Professor, HDFS and Pediatrics
- Cultural structuring of human development
- Parents’ cultural belief systems and parenting
- Cognitive, affective, social, and language development in early childhood
- Developmental-Behavioral pediatrics in cultural context
Informed by training in social anthropology, child development, and public health, my scholarly interests focus on how culture shapes the environmentsof children’s health and development, and relatedly, how we as researchers can contribute to policies and programs to support children and families in diverse contexts. I am especially interested in “parental ethnotheories,” meaning how parents in their own cultural milieux think about themselves as parents, about their families, and about their children, their goals for children’s development, and (by extension) the practices they use in pursuit of these goals. I have carried out research in many different parts of the world, including Sub-Saharan Africa, Asia, Western Europe, and the United States – much of it in collaboration with an international team of researchers.
My desire to "make a difference" in the world led me to serve for a year as a Jefferson Science Fellow, posted at the U.S. Agency for International Development (USAID), where I gained first-hand knowledge of how international assistance programs are developed, implemented, and evaluated.
I have also served on several federal review panels and consulted for the World Health Organization (WHO), Fisher-Price, and Sesame Workshop. Closer to home, I have participated in the evaluation of a federally funded program to train home visitors. As a teacher, my goal is always to support students at all levels to reach their own goals.
My current projects include writing articles and books based on several research projects, especially the International Study of Parents, Children, and Schools (funded by the Spencer Foundation) and the International Baby Study (funded by NIH). As Director of the CHHD, I advise on faculty seed grants, as well as working with graduate students’ research projects for the CHHD Graduate Certificate Program.
Recent CHHD-related publications
Harkness, S., & Super, C. M. (Eds.) (2000). Cross-cultural research on parents: Applications to the care and education of children. New Directions for Child and Adolescent Development, #170.
Harkness, S., & Super, C. M. (2000). Why understanding culture is essential for supporting children and families.
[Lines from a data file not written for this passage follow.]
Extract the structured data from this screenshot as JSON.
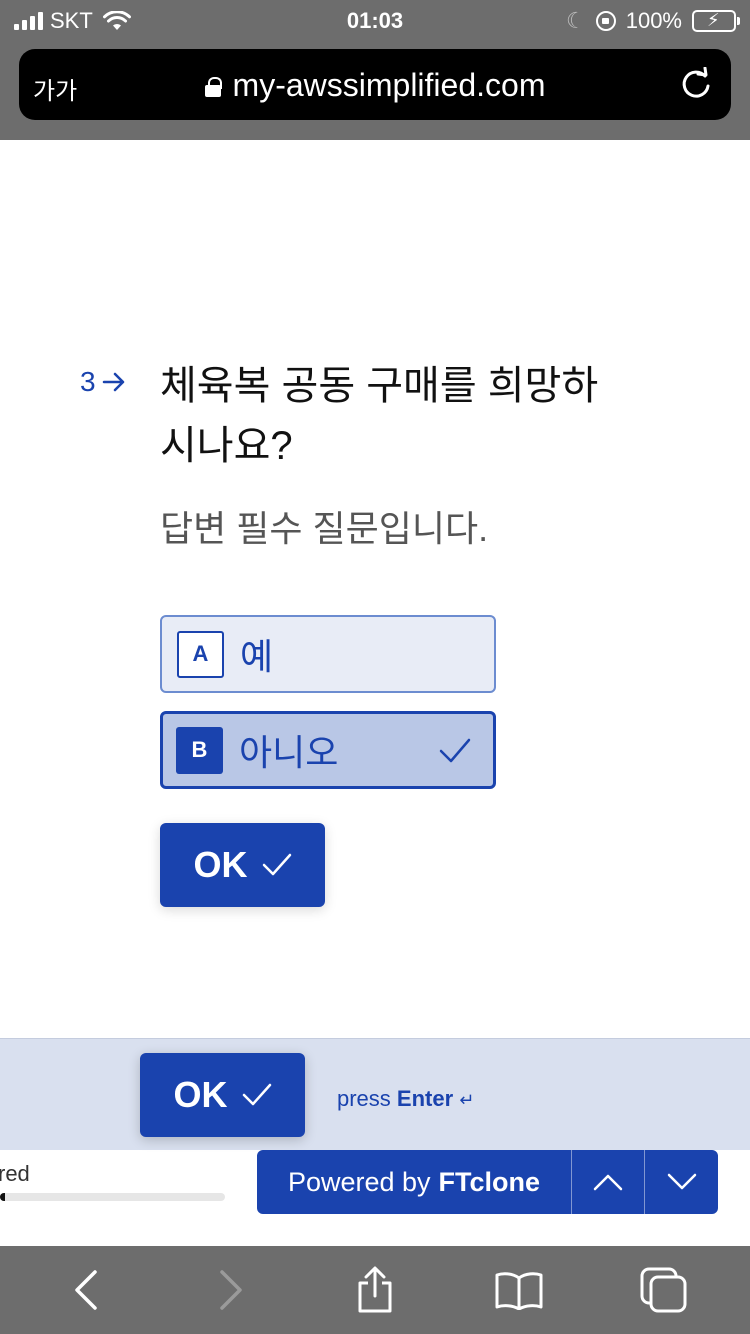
{
  "status_bar": {
    "carrier": "SKT",
    "time": "01:03",
    "battery": "100%"
  },
  "browser": {
    "text_size_button": "가가",
    "url": "my-awssimplified.com"
  },
  "question": {
    "number": "3",
    "text": "체육복 공동 구매를 희망하시나요?",
    "description": "답변 필수 질문입니다."
  },
  "choices": [
    {
      "key": "A",
      "label": "예",
      "selected": false
    },
    {
      "key": "B",
      "label": "아니오",
      "selected": true
    }
  ],
  "ok_button": {
    "label": "OK"
  },
  "bottom_bar": {
    "ok_label": "OK",
    "press_text": "press",
    "enter_text": "Enter",
    "enter_symbol": "↵",
    "progress_label": "red",
    "progress_fraction": 0.02,
    "powered_prefix": "Powered by",
    "powered_brand": "FTclone"
  },
  "colors": {
    "accent": "#1a43ae",
    "selected_choice_bg": "#b9c7e6",
    "choice_bg": "#e8ecf6",
    "chrome_gray": "#6d6d6d"
  },
  "icons": {
    "back": "chevron-left-icon",
    "forward": "chevron-right-icon",
    "share": "share-icon",
    "bookmarks": "book-icon",
    "tabs": "tabs-icon",
    "reload": "reload-icon"
  }
}
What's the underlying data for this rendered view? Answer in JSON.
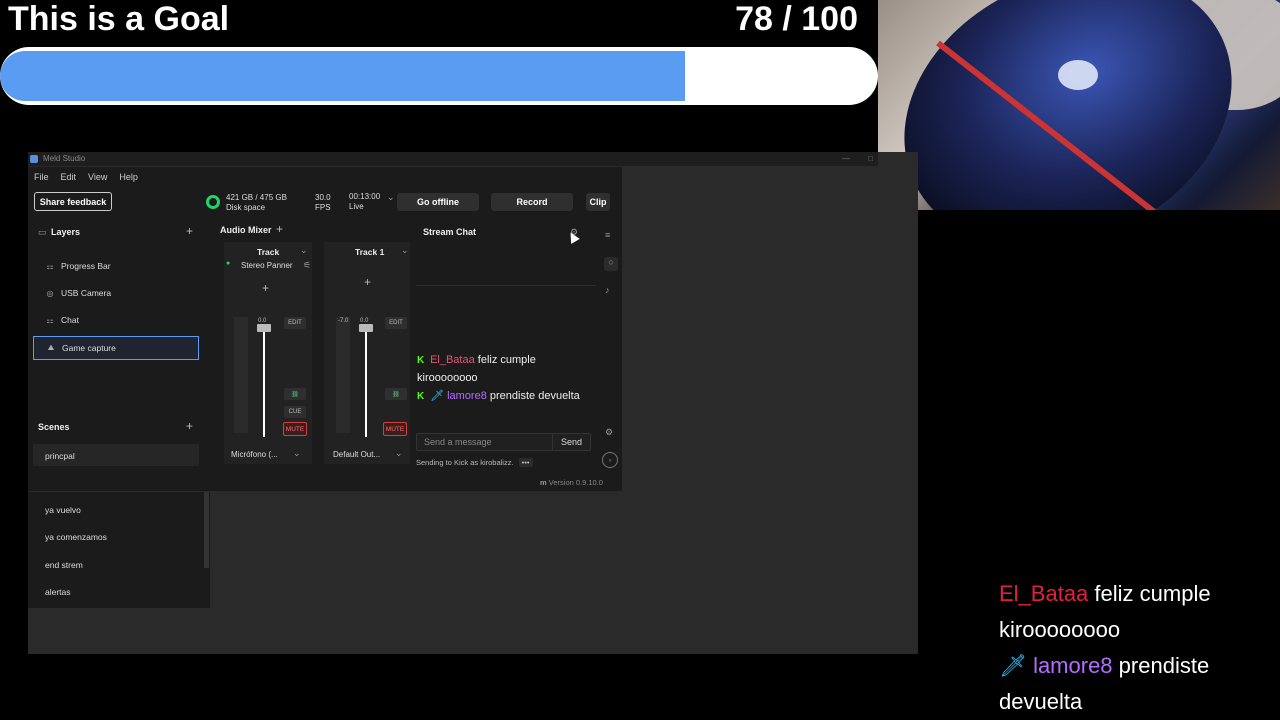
{
  "goal": {
    "title": "This is a Goal",
    "count_label": "78 / 100",
    "current": 78,
    "target": 100,
    "fill_color": "#5a9cf2"
  },
  "window": {
    "app_name": "Meld Studio",
    "menu": [
      "File",
      "Edit",
      "View",
      "Help"
    ]
  },
  "toolbar": {
    "feedback_label": "Share feedback",
    "disk_value": "421 GB / 475 GB",
    "disk_label": "Disk space",
    "fps_value": "30.0",
    "fps_label": "FPS",
    "time_value": "00:13:00",
    "time_label": "Live",
    "offline_label": "Go offline",
    "record_label": "Record",
    "clip_label": "Clip",
    "disk_ring_color": "#1ed66a"
  },
  "layers": {
    "title": "Layers",
    "items": [
      {
        "label": "Progress Bar",
        "icon": "group-icon"
      },
      {
        "label": "USB Camera",
        "icon": "camera-icon"
      },
      {
        "label": "Chat",
        "icon": "group-icon"
      },
      {
        "label": "Game capture",
        "icon": "capture-icon"
      }
    ],
    "selected": "Game capture"
  },
  "scenes": {
    "title": "Scenes",
    "items": [
      "princpal",
      "ya vuelvo",
      "ya comenzamos",
      "end strem",
      "alertas"
    ]
  },
  "mixer": {
    "title": "Audio Mixer",
    "tracks": [
      {
        "name": "Track",
        "effect": "Stereo Panner",
        "level": "0.0",
        "edit": "EDIT",
        "cue": "CUE",
        "mute": "MUTE",
        "device": "Micrófono (..."
      },
      {
        "name": "Track 1",
        "level": "0.0",
        "peak": "-7.0",
        "edit": "EDIT",
        "mute": "MUTE",
        "device": "Default Out..."
      }
    ]
  },
  "stream_chat": {
    "title": "Stream Chat",
    "messages": [
      {
        "user": "El_Bataa",
        "text": "feliz cumple kiroooooooo",
        "badge": "kick-icon",
        "user_color": "#e0567a"
      },
      {
        "user": "lamore8",
        "text": "prendiste devuelta",
        "badge": "sword-icon",
        "user_color": "#b46cff"
      }
    ],
    "input_placeholder": "Send a message",
    "send_label": "Send",
    "sending_as": "Sending to Kick as kirobalizz.",
    "more_label": "•••"
  },
  "version": "Version 0.9.10.0",
  "overlay_chat": {
    "messages": [
      {
        "user": "El_Bataa",
        "text": "feliz cumple",
        "cont": "kiroooooooo",
        "user_color": "#e0203f"
      },
      {
        "user": "lamore8",
        "text": "prendiste",
        "cont": "devuelta",
        "badge": "sword-icon",
        "user_color": "#b46cff"
      }
    ]
  }
}
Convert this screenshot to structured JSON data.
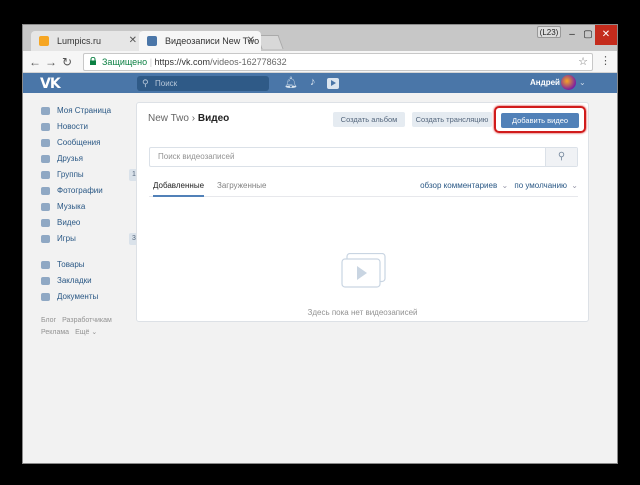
{
  "browser": {
    "tabs": [
      {
        "title": "Lumpics.ru",
        "favicon_color": "#f6a623"
      },
      {
        "title": "Видеозаписи New Two",
        "favicon_color": "#4a76a8"
      }
    ],
    "user_badge": "(L23)",
    "address": {
      "secure_label": "Защищено",
      "url_host": "https://vk.com",
      "url_path": "/videos-162778632"
    }
  },
  "vk_header": {
    "logo": "VK",
    "search_placeholder": "Поиск",
    "username": "Андрей"
  },
  "sidebar": {
    "items": [
      {
        "label": "Моя Страница",
        "badge": ""
      },
      {
        "label": "Новости",
        "badge": ""
      },
      {
        "label": "Сообщения",
        "badge": ""
      },
      {
        "label": "Друзья",
        "badge": ""
      },
      {
        "label": "Группы",
        "badge": "1"
      },
      {
        "label": "Фотографии",
        "badge": ""
      },
      {
        "label": "Музыка",
        "badge": ""
      },
      {
        "label": "Видео",
        "badge": ""
      },
      {
        "label": "Игры",
        "badge": "3"
      }
    ],
    "items2": [
      {
        "label": "Товары"
      },
      {
        "label": "Закладки"
      },
      {
        "label": "Документы"
      }
    ],
    "footer": [
      "Блог",
      "Разработчикам",
      "Реклама",
      "Ещё ⌄"
    ]
  },
  "page": {
    "breadcrumb_group": "New Two",
    "breadcrumb_sep": "›",
    "breadcrumb_current": "Видео",
    "btn_album": "Создать альбом",
    "btn_stream": "Создать трансляцию",
    "btn_add": "Добавить видео",
    "search_placeholder": "Поиск видеозаписей",
    "tab_added": "Добавленные",
    "tab_uploaded": "Загруженные",
    "link_comments": "обзор комментариев",
    "sort_label": "по умолчанию",
    "empty_text": "Здесь пока нет видеозаписей"
  }
}
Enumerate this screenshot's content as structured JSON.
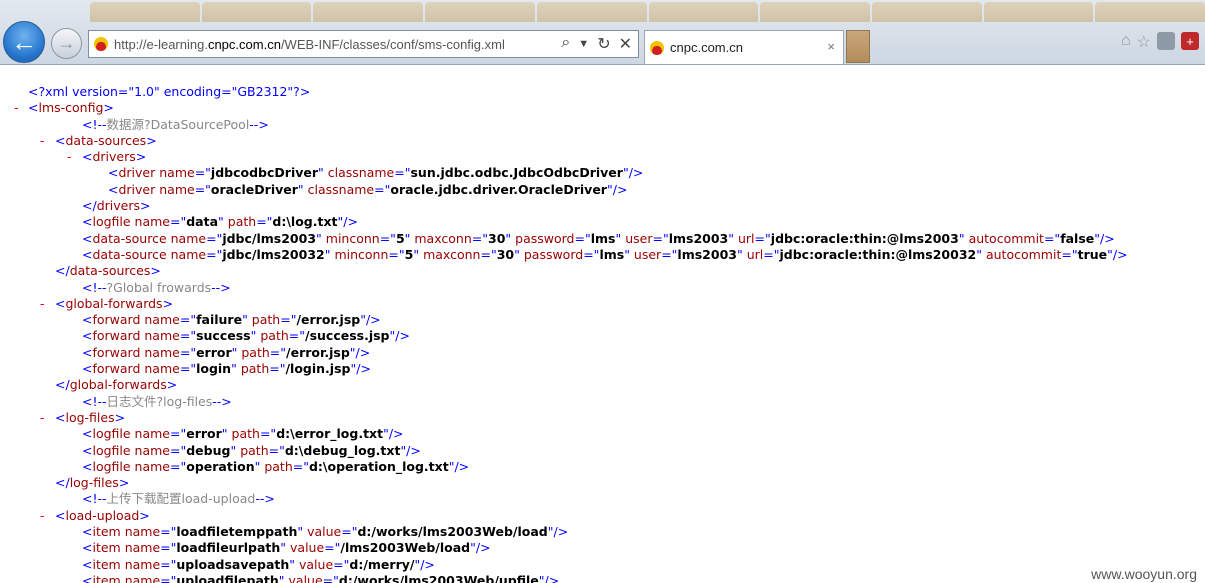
{
  "browser": {
    "url_prefix": "http://e-learning.",
    "url_host": "cnpc.com.cn",
    "url_path": "/WEB-INF/classes/conf/sms-config.xml",
    "tab_title": "cnpc.com.cn",
    "tab_close": "×",
    "back_icon": "←",
    "forward_icon": "→"
  },
  "xml_lines": [
    {
      "indent": 28,
      "segs": [
        [
          "b",
          "<?xml version=\"1.0\" encoding=\"GB2312\"?>"
        ]
      ]
    },
    {
      "indent": 28,
      "minus": 14,
      "segs": [
        [
          "b",
          "<"
        ],
        [
          "m",
          "lms-config"
        ],
        [
          "b",
          ">"
        ]
      ]
    },
    {
      "indent": 82,
      "segs": [
        [
          "b",
          "<!--"
        ],
        [
          "cm",
          "数据源?DataSourcePool"
        ],
        [
          "b",
          "-->"
        ]
      ]
    },
    {
      "indent": 55,
      "minus": 40,
      "segs": [
        [
          "b",
          "<"
        ],
        [
          "m",
          "data-sources"
        ],
        [
          "b",
          ">"
        ]
      ]
    },
    {
      "indent": 82,
      "minus": 67,
      "segs": [
        [
          "b",
          "<"
        ],
        [
          "m",
          "drivers"
        ],
        [
          "b",
          ">"
        ]
      ]
    },
    {
      "indent": 108,
      "segs": [
        [
          "b",
          "<"
        ],
        [
          "m",
          "driver name"
        ],
        [
          "b",
          "=\""
        ],
        [
          "k",
          "jdbcodbcDriver"
        ],
        [
          "b",
          "\" "
        ],
        [
          "m",
          "classname"
        ],
        [
          "b",
          "=\""
        ],
        [
          "k",
          "sun.jdbc.odbc.JdbcOdbcDriver"
        ],
        [
          "b",
          "\"/>"
        ]
      ]
    },
    {
      "indent": 108,
      "segs": [
        [
          "b",
          "<"
        ],
        [
          "m",
          "driver name"
        ],
        [
          "b",
          "=\""
        ],
        [
          "k",
          "oracleDriver"
        ],
        [
          "b",
          "\" "
        ],
        [
          "m",
          "classname"
        ],
        [
          "b",
          "=\""
        ],
        [
          "k",
          "oracle.jdbc.driver.OracleDriver"
        ],
        [
          "b",
          "\"/>"
        ]
      ]
    },
    {
      "indent": 82,
      "segs": [
        [
          "b",
          "</"
        ],
        [
          "m",
          "drivers"
        ],
        [
          "b",
          ">"
        ]
      ]
    },
    {
      "indent": 82,
      "segs": [
        [
          "b",
          "<"
        ],
        [
          "m",
          "logfile name"
        ],
        [
          "b",
          "=\""
        ],
        [
          "k",
          "data"
        ],
        [
          "b",
          "\" "
        ],
        [
          "m",
          "path"
        ],
        [
          "b",
          "=\""
        ],
        [
          "k",
          "d:\\log.txt"
        ],
        [
          "b",
          "\"/>"
        ]
      ]
    },
    {
      "indent": 82,
      "segs": [
        [
          "b",
          "<"
        ],
        [
          "m",
          "data-source name"
        ],
        [
          "b",
          "=\""
        ],
        [
          "k",
          "jdbc/lms2003"
        ],
        [
          "b",
          "\" "
        ],
        [
          "m",
          "minconn"
        ],
        [
          "b",
          "=\""
        ],
        [
          "k",
          "5"
        ],
        [
          "b",
          "\" "
        ],
        [
          "m",
          "maxconn"
        ],
        [
          "b",
          "=\""
        ],
        [
          "k",
          "30"
        ],
        [
          "b",
          "\" "
        ],
        [
          "m",
          "password"
        ],
        [
          "b",
          "=\""
        ],
        [
          "k",
          "lms"
        ],
        [
          "b",
          "\" "
        ],
        [
          "m",
          "user"
        ],
        [
          "b",
          "=\""
        ],
        [
          "k",
          "lms2003"
        ],
        [
          "b",
          "\" "
        ],
        [
          "m",
          "url"
        ],
        [
          "b",
          "=\""
        ],
        [
          "k",
          "jdbc:oracle:thin:@lms2003"
        ],
        [
          "b",
          "\" "
        ],
        [
          "m",
          "autocommit"
        ],
        [
          "b",
          "=\""
        ],
        [
          "k",
          "false"
        ],
        [
          "b",
          "\"/>"
        ]
      ]
    },
    {
      "indent": 82,
      "segs": [
        [
          "b",
          "<"
        ],
        [
          "m",
          "data-source name"
        ],
        [
          "b",
          "=\""
        ],
        [
          "k",
          "jdbc/lms20032"
        ],
        [
          "b",
          "\" "
        ],
        [
          "m",
          "minconn"
        ],
        [
          "b",
          "=\""
        ],
        [
          "k",
          "5"
        ],
        [
          "b",
          "\" "
        ],
        [
          "m",
          "maxconn"
        ],
        [
          "b",
          "=\""
        ],
        [
          "k",
          "30"
        ],
        [
          "b",
          "\" "
        ],
        [
          "m",
          "password"
        ],
        [
          "b",
          "=\""
        ],
        [
          "k",
          "lms"
        ],
        [
          "b",
          "\" "
        ],
        [
          "m",
          "user"
        ],
        [
          "b",
          "=\""
        ],
        [
          "k",
          "lms2003"
        ],
        [
          "b",
          "\" "
        ],
        [
          "m",
          "url"
        ],
        [
          "b",
          "=\""
        ],
        [
          "k",
          "jdbc:oracle:thin:@lms20032"
        ],
        [
          "b",
          "\" "
        ],
        [
          "m",
          "autocommit"
        ],
        [
          "b",
          "=\""
        ],
        [
          "k",
          "true"
        ],
        [
          "b",
          "\"/>"
        ]
      ]
    },
    {
      "indent": 55,
      "segs": [
        [
          "b",
          "</"
        ],
        [
          "m",
          "data-sources"
        ],
        [
          "b",
          ">"
        ]
      ]
    },
    {
      "indent": 82,
      "segs": [
        [
          "b",
          "<!--"
        ],
        [
          "cm",
          "?Global frowards"
        ],
        [
          "b",
          "-->"
        ]
      ]
    },
    {
      "indent": 55,
      "minus": 40,
      "segs": [
        [
          "b",
          "<"
        ],
        [
          "m",
          "global-forwards"
        ],
        [
          "b",
          ">"
        ]
      ]
    },
    {
      "indent": 82,
      "segs": [
        [
          "b",
          "<"
        ],
        [
          "m",
          "forward name"
        ],
        [
          "b",
          "=\""
        ],
        [
          "k",
          "failure"
        ],
        [
          "b",
          "\" "
        ],
        [
          "m",
          "path"
        ],
        [
          "b",
          "=\""
        ],
        [
          "k",
          "/error.jsp"
        ],
        [
          "b",
          "\"/>"
        ]
      ]
    },
    {
      "indent": 82,
      "segs": [
        [
          "b",
          "<"
        ],
        [
          "m",
          "forward name"
        ],
        [
          "b",
          "=\""
        ],
        [
          "k",
          "success"
        ],
        [
          "b",
          "\" "
        ],
        [
          "m",
          "path"
        ],
        [
          "b",
          "=\""
        ],
        [
          "k",
          "/success.jsp"
        ],
        [
          "b",
          "\"/>"
        ]
      ]
    },
    {
      "indent": 82,
      "segs": [
        [
          "b",
          "<"
        ],
        [
          "m",
          "forward name"
        ],
        [
          "b",
          "=\""
        ],
        [
          "k",
          "error"
        ],
        [
          "b",
          "\" "
        ],
        [
          "m",
          "path"
        ],
        [
          "b",
          "=\""
        ],
        [
          "k",
          "/error.jsp"
        ],
        [
          "b",
          "\"/>"
        ]
      ]
    },
    {
      "indent": 82,
      "segs": [
        [
          "b",
          "<"
        ],
        [
          "m",
          "forward name"
        ],
        [
          "b",
          "=\""
        ],
        [
          "k",
          "login"
        ],
        [
          "b",
          "\" "
        ],
        [
          "m",
          "path"
        ],
        [
          "b",
          "=\""
        ],
        [
          "k",
          "/login.jsp"
        ],
        [
          "b",
          "\"/>"
        ]
      ]
    },
    {
      "indent": 55,
      "segs": [
        [
          "b",
          "</"
        ],
        [
          "m",
          "global-forwards"
        ],
        [
          "b",
          ">"
        ]
      ]
    },
    {
      "indent": 82,
      "segs": [
        [
          "b",
          "<!--"
        ],
        [
          "cm",
          "日志文件?log-files"
        ],
        [
          "b",
          "-->"
        ]
      ]
    },
    {
      "indent": 55,
      "minus": 40,
      "segs": [
        [
          "b",
          "<"
        ],
        [
          "m",
          "log-files"
        ],
        [
          "b",
          ">"
        ]
      ]
    },
    {
      "indent": 82,
      "segs": [
        [
          "b",
          "<"
        ],
        [
          "m",
          "logfile name"
        ],
        [
          "b",
          "=\""
        ],
        [
          "k",
          "error"
        ],
        [
          "b",
          "\" "
        ],
        [
          "m",
          "path"
        ],
        [
          "b",
          "=\""
        ],
        [
          "k",
          "d:\\error_log.txt"
        ],
        [
          "b",
          "\"/>"
        ]
      ]
    },
    {
      "indent": 82,
      "segs": [
        [
          "b",
          "<"
        ],
        [
          "m",
          "logfile name"
        ],
        [
          "b",
          "=\""
        ],
        [
          "k",
          "debug"
        ],
        [
          "b",
          "\" "
        ],
        [
          "m",
          "path"
        ],
        [
          "b",
          "=\""
        ],
        [
          "k",
          "d:\\debug_log.txt"
        ],
        [
          "b",
          "\"/>"
        ]
      ]
    },
    {
      "indent": 82,
      "segs": [
        [
          "b",
          "<"
        ],
        [
          "m",
          "logfile name"
        ],
        [
          "b",
          "=\""
        ],
        [
          "k",
          "operation"
        ],
        [
          "b",
          "\" "
        ],
        [
          "m",
          "path"
        ],
        [
          "b",
          "=\""
        ],
        [
          "k",
          "d:\\operation_log.txt"
        ],
        [
          "b",
          "\"/>"
        ]
      ]
    },
    {
      "indent": 55,
      "segs": [
        [
          "b",
          "</"
        ],
        [
          "m",
          "log-files"
        ],
        [
          "b",
          ">"
        ]
      ]
    },
    {
      "indent": 82,
      "segs": [
        [
          "b",
          "<!--"
        ],
        [
          "cm",
          "上传下载配置load-upload"
        ],
        [
          "b",
          "-->"
        ]
      ]
    },
    {
      "indent": 55,
      "minus": 40,
      "segs": [
        [
          "b",
          "<"
        ],
        [
          "m",
          "load-upload"
        ],
        [
          "b",
          ">"
        ]
      ]
    },
    {
      "indent": 82,
      "segs": [
        [
          "b",
          "<"
        ],
        [
          "m",
          "item name"
        ],
        [
          "b",
          "=\""
        ],
        [
          "k",
          "loadfiletemppath"
        ],
        [
          "b",
          "\" "
        ],
        [
          "m",
          "value"
        ],
        [
          "b",
          "=\""
        ],
        [
          "k",
          "d:/works/lms2003Web/load"
        ],
        [
          "b",
          "\"/>"
        ]
      ]
    },
    {
      "indent": 82,
      "segs": [
        [
          "b",
          "<"
        ],
        [
          "m",
          "item name"
        ],
        [
          "b",
          "=\""
        ],
        [
          "k",
          "loadfileurlpath"
        ],
        [
          "b",
          "\" "
        ],
        [
          "m",
          "value"
        ],
        [
          "b",
          "=\""
        ],
        [
          "k",
          "/lms2003Web/load"
        ],
        [
          "b",
          "\"/>"
        ]
      ]
    },
    {
      "indent": 82,
      "segs": [
        [
          "b",
          "<"
        ],
        [
          "m",
          "item name"
        ],
        [
          "b",
          "=\""
        ],
        [
          "k",
          "uploadsavepath"
        ],
        [
          "b",
          "\" "
        ],
        [
          "m",
          "value"
        ],
        [
          "b",
          "=\""
        ],
        [
          "k",
          "d:/merry/"
        ],
        [
          "b",
          "\"/>"
        ]
      ]
    },
    {
      "indent": 82,
      "segs": [
        [
          "b",
          "<"
        ],
        [
          "m",
          "item name"
        ],
        [
          "b",
          "=\""
        ],
        [
          "k",
          "uploadfilepath"
        ],
        [
          "b",
          "\" "
        ],
        [
          "m",
          "value"
        ],
        [
          "b",
          "=\""
        ],
        [
          "k",
          "d:/works/lms2003Web/upfile"
        ],
        [
          "b",
          "\"/>"
        ]
      ]
    }
  ],
  "minus_glyph": "-",
  "watermark": "www.wooyun.org"
}
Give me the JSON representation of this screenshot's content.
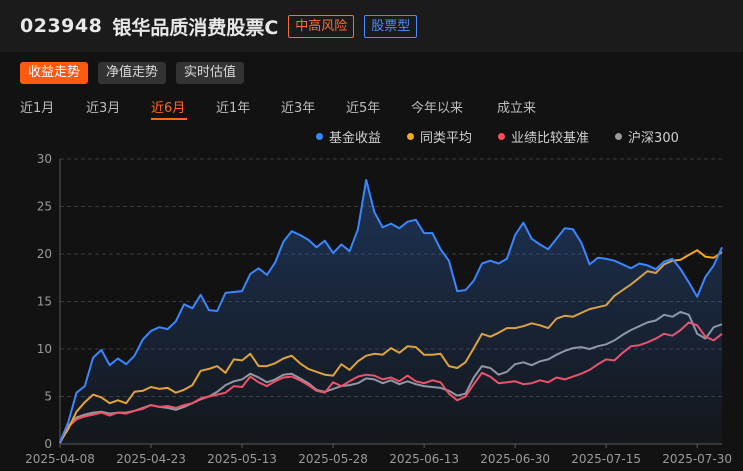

Applied Developmental Science, 1-12. doi: 10.1080/10888691.2020.1789354
Harkness, S., & Super (in press 2020). Culture and human development: Where did it go? And where is it going? New Directions for Child and Adolescent Development.